> [Task brief] For the word "boolean", find each line in the entries where it occurs and copy that line.

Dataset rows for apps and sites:
──────

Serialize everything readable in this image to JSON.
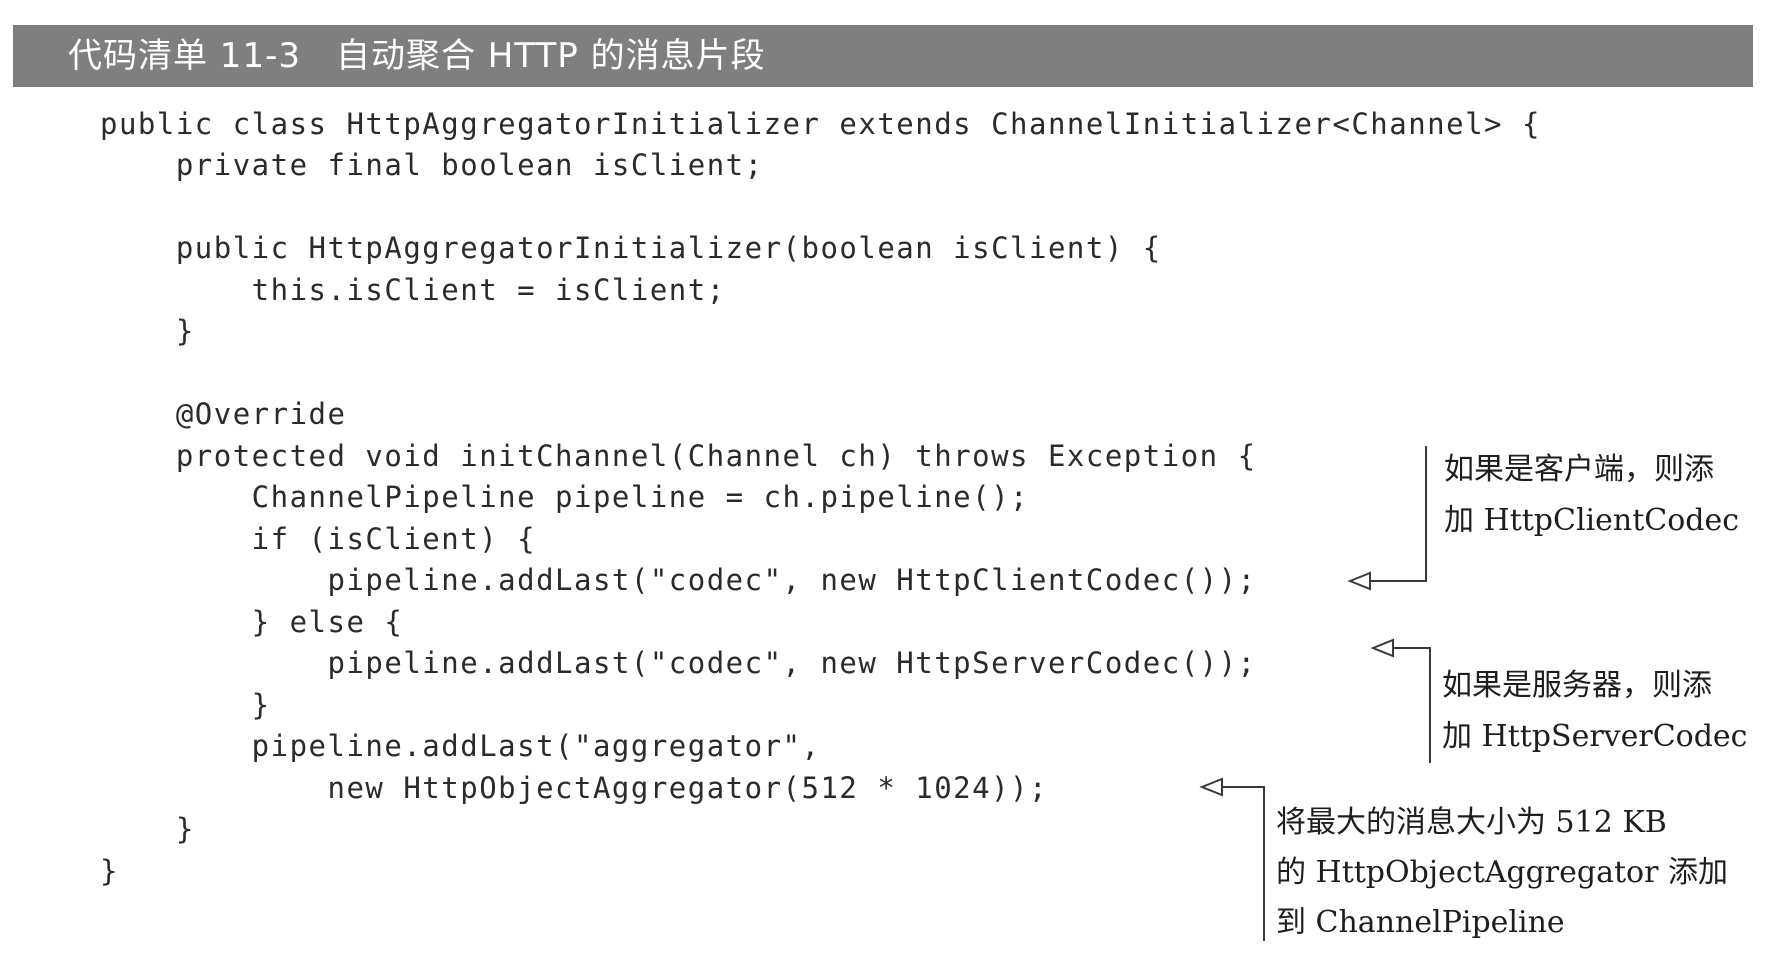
{
  "header": {
    "title": "代码清单 11-3　自动聚合 HTTP 的消息片段"
  },
  "code": {
    "lines": [
      "public class HttpAggregatorInitializer extends ChannelInitializer<Channel> {",
      "    private final boolean isClient;",
      "",
      "    public HttpAggregatorInitializer(boolean isClient) {",
      "        this.isClient = isClient;",
      "    }",
      "",
      "    @Override",
      "    protected void initChannel(Channel ch) throws Exception {",
      "        ChannelPipeline pipeline = ch.pipeline();",
      "        if (isClient) {",
      "            pipeline.addLast(\"codec\", new HttpClientCodec());",
      "        } else {",
      "            pipeline.addLast(\"codec\", new HttpServerCodec());",
      "        }",
      "        pipeline.addLast(\"aggregator\",",
      "            new HttpObjectAggregator(512 * 1024));",
      "    }",
      "}"
    ]
  },
  "annotations": {
    "client": [
      "如果是客户端，则添",
      "加 HttpClientCodec"
    ],
    "server": [
      "如果是服务器，则添",
      "加 HttpServerCodec"
    ],
    "aggregator": [
      "将最大的消息大小为 512 KB",
      "的 HttpObjectAggregator 添加",
      "到 ChannelPipeline"
    ]
  },
  "colors": {
    "header_background": "#7f7f7f",
    "header_text": "#ffffff",
    "code_text": "#2b2b2b",
    "callout_line": "#3a3a3a"
  }
}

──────

> [Exercise result]
      "    private final boolean isClient;",
      "    public HttpAggregatorInitializer(boolean isClient) {",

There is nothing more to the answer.